I'm having trouble understanding why the output of the following is 5 instead of 4:
I know that the postfix operators affect the value AFTER the assignment. But since the variable, a, IS the variable being decremented, shouldn't it be affected by the -- after the assignment of the value of 5? This is clearly not the case. Why not? What is going on here?
Trey Carroll<br />======================<br />Studying for the SCJP
Hi ,Go through coreys scjp tipline where there are excellent articles about various topics including pre and postfix operators to get a clear understanding.It helped me! [ October 02, 2008: Message edited by: sumi rankan ]
Joined: May 06, 2008
Thanks for the feedback. I'm afraid that I haven't made my question clear or that the subtlety of this question has been overlooked.
I understand the difference between prefix and postfix increment/decrement operators. If the original code were replaced with this:
I would have no problems at all. However, my question is this:
If we think of a as a labeled 32 bit bucket, then the code:
brings up a strange situation.
So far, so good, but then, after the assignment is complete, the -- is applied to the value stored in a!
Am I missing something here? After the assignment the -- is supposed to decrement the value stored in a.
The only scenario I can come up with to understand this output is to hypothesize that the actual process here runs like this:
1) evaluate the current value of in a and store this for later use in the assignment. 2) allow the decrement operation to run 3) assign the previously stored value to variable.

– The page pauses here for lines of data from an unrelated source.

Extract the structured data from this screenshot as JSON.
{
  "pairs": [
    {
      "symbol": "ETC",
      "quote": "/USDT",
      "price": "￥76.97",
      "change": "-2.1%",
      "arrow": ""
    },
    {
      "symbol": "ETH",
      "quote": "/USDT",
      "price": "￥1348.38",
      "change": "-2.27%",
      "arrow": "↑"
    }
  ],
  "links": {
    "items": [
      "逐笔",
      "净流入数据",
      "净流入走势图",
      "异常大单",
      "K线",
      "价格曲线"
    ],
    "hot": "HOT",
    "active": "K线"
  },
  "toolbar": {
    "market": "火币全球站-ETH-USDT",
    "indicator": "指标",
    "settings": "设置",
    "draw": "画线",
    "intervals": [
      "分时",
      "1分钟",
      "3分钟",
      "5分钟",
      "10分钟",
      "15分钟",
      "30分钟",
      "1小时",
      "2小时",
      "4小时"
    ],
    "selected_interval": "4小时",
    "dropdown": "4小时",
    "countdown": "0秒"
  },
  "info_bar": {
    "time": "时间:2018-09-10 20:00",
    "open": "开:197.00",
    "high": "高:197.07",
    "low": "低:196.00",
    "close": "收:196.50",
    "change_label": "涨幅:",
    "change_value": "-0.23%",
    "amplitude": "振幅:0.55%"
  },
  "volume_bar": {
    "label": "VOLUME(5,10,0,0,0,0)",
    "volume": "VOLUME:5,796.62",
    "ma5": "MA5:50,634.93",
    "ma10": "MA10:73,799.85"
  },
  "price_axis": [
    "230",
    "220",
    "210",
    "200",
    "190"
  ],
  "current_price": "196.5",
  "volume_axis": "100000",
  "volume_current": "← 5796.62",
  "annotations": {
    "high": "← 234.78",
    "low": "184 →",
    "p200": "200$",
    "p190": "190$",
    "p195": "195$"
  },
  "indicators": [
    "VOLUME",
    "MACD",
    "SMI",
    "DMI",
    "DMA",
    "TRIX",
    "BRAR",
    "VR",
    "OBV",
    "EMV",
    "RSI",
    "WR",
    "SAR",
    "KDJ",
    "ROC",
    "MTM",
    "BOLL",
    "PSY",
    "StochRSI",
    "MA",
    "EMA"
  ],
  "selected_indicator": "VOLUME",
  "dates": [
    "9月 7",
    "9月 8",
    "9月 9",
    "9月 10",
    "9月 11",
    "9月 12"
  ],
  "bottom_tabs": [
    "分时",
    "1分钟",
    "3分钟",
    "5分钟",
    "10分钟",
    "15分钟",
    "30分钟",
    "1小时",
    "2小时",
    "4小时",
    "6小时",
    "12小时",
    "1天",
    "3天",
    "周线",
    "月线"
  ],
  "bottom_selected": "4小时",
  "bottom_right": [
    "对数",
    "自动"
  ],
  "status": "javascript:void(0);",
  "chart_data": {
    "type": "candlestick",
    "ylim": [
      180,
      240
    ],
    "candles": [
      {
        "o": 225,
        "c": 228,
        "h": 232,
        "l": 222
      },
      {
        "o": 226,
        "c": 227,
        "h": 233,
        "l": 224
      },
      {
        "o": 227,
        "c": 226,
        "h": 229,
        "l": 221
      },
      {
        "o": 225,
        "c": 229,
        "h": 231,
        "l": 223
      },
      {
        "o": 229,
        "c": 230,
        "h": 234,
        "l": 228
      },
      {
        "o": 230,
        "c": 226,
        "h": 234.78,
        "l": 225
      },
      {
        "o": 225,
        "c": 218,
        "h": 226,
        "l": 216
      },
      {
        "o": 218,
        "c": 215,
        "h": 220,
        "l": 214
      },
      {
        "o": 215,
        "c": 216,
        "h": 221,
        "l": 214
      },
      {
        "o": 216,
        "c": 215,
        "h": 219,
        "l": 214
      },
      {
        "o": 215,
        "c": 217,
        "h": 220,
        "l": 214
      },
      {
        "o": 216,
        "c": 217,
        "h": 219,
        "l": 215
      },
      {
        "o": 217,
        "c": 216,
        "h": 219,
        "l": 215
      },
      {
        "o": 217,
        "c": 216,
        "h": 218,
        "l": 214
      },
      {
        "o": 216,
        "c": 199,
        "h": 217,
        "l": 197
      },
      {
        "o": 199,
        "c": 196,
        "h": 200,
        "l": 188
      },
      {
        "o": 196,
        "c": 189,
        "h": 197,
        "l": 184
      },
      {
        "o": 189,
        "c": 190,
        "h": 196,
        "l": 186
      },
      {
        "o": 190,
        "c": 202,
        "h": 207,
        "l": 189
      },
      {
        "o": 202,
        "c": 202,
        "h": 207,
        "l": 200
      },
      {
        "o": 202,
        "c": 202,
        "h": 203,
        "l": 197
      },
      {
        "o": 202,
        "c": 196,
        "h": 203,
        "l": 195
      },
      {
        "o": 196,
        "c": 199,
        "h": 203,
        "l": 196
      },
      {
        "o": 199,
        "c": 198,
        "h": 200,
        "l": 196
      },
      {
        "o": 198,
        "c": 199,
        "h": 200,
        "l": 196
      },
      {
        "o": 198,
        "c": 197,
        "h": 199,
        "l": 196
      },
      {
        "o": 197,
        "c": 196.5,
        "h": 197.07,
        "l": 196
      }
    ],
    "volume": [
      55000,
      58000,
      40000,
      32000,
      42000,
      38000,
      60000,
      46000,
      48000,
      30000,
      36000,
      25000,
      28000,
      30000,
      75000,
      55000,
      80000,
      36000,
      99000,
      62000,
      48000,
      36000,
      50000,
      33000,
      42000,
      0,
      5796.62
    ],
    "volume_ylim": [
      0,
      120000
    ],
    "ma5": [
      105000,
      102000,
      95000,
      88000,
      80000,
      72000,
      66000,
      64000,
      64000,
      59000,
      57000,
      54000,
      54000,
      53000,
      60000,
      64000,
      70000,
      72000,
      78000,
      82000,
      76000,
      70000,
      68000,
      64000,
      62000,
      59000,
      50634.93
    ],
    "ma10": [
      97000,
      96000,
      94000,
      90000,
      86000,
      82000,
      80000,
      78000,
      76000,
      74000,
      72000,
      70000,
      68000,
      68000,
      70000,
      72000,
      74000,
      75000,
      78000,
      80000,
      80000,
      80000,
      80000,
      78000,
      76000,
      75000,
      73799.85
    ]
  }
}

Thus, the diagram for my conjecture would be:
Can anyone confirm this or offer an alternative explanation? [ October 02, 2008: Message edited by: Trey Carroll ]
Joined: May 06, 2008
Corey's Tipline was exactly what I needed. (He confirms my hypothesis.)
Also, Thanks to you, Lakuma. Your example:
a = a++ + a;//a = 11
Shed light on the process too. It taught me that the last step is always the assignment so increments and decrements will never "write through" to the LHS.
I got the impression from atleast one post in here that the increment from a++ never gets writtent back to a, so I'm adding my comments.
Take note of the following two points from the JLS & Java's operator precedence * 15.7.1 Evaluate Left-Hand Operand First - The left-hand operand of a binary operator appears to be fully evaluated before any part of the right-hand operand is evaluated. * 15.14.2 Postfix Increment Operator ++ - The value of the postfix increment expression is the value of the variable before the new value is stored * Operator precedence - http://www.irixtech.com/java/tutorials/java-operator-precedence
So, for the example, from the original post "a = a--", a-- puts 5 as the value in the expression & makes the final value of a as 4 per JLS 15.14.2. And now, since assignment will always happen in the end the final value of a ends up being 5 although a was 4 after a--.
Another example to consider is "a = a++ + a". In this case, per JLS 15.7.1 left-hand operands need to be fully evaluated before any part of the right-hand can be evaluated. So we evaluate a++, we get 5 in the expression & a has the value 6. Now we evaluate the right-hand operand which is simply substituting the value of a i.e. 6. Finally, the assignment is performed & a ends up being 11.
Take a minute to have a look at the said JLS articles, the JLS may seem geeky at times but all the answers are there. JLS 15.7.1 JLS 15.14.2
Originally posted by Ashish Hareet: Guys, So, for the example, from the original post "a = a--", a-- puts 5 as the value in the expression & makes the final value of a as 6 per JLS 15.14.2. And now, since assignment will always happen in the end the final value of a ends up being 5 although a was 6 after a--.
I think you wrote 6 instead of 4. if a is 5 and you do a--, it will not result in 6, it will result in 4. But your explanation was good....